‘Have you been good today?’ Is a question children are often asked. But what do we mean, what is ‘being good’? Can One honestly say they are ‘good’ all the time?
As humans there is a strong association between emotions and behaviour, and we see it emerge in many forms everyday. Unfortunately it is often the negative behaviour that receives the most recognition, whilst the positive behaviour we portray daily is regularly overlooked.
Questioning children about whether they have been good puts too great an expectation on their behaviour, and often we don’t care that they’ve been good. We just want to know they haven’t misbehaved.
Expressions of anger or desire are a normal part of development and should not be considered as negative; ever find yourself getting cross with the television remote because it won’t record your favourite programme or crashing about in the kitchen as you’ve been left to do the washing up, again? These scenarios often result in a swear word being used or objects being slammed down in frustration. An adult tantrum.
Most of us as adults we have positive inhibitions and control, something that children lack as they are unaware of the full range of emotions that effect their behaviour.
Therefore it is important for us to nourish all forms of behaviour portrayed by a child and Early Years practitioners have the duty to promote positive behaviour in children, which will enable them to learn and develop progressively.
As children develop so do their emotions; they become strong and very real. By meeting children’s emotional needs as we offer sympathy and patience, we support children to behave in line with expectations for their stage of development and to develop as happy, secure and well-balanced individuals.

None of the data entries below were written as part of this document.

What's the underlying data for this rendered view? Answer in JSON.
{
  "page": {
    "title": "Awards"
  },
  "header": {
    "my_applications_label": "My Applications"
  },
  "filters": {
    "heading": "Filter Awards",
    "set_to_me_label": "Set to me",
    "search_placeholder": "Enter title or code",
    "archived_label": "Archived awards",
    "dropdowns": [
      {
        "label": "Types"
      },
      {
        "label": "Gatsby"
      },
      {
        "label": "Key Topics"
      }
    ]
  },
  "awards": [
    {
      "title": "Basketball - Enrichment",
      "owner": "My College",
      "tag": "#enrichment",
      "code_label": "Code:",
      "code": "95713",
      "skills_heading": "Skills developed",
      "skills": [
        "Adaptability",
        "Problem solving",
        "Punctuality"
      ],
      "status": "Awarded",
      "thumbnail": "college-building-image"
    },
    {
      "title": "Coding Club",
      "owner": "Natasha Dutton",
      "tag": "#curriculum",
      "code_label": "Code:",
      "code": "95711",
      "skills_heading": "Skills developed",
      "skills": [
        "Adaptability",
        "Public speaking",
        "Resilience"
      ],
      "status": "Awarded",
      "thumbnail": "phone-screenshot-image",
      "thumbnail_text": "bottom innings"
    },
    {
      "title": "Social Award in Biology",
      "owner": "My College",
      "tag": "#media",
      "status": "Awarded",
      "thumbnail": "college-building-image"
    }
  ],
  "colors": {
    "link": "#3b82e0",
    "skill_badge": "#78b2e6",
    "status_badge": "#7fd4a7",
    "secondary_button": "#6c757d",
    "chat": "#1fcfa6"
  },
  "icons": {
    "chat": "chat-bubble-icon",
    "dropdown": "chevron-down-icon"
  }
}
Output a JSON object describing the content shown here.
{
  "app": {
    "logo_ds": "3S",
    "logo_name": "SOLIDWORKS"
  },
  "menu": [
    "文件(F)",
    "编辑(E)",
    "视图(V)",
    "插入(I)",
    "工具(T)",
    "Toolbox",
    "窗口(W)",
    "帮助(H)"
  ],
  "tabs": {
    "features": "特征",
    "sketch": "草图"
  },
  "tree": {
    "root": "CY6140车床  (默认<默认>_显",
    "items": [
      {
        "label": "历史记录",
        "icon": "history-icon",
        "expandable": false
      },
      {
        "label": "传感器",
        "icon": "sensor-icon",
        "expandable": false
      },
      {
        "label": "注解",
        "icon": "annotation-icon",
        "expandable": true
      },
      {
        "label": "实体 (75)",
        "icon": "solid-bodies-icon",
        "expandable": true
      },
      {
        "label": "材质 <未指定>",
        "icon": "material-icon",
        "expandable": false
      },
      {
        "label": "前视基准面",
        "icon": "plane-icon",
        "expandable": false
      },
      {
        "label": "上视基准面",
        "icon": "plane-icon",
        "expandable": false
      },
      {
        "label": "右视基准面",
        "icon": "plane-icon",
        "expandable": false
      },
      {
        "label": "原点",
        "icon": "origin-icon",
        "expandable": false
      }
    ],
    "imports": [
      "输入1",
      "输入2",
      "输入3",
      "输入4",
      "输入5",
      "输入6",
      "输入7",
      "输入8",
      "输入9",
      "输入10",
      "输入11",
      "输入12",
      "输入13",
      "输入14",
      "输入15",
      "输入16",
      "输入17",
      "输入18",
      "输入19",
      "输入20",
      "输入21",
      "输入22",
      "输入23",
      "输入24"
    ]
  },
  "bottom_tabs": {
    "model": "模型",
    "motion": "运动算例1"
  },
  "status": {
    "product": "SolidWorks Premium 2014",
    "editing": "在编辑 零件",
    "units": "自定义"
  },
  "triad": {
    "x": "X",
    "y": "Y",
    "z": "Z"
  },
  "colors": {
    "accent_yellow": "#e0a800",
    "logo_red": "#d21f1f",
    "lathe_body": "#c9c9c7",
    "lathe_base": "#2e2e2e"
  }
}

It’s important that we provide clear explanations about what to do and what not to do, respond consistently to certain behaviours and always praise and focus on the good behaviour.
And instead why not ask, “What have you done that was good today?”
Written By Sarah Hawkins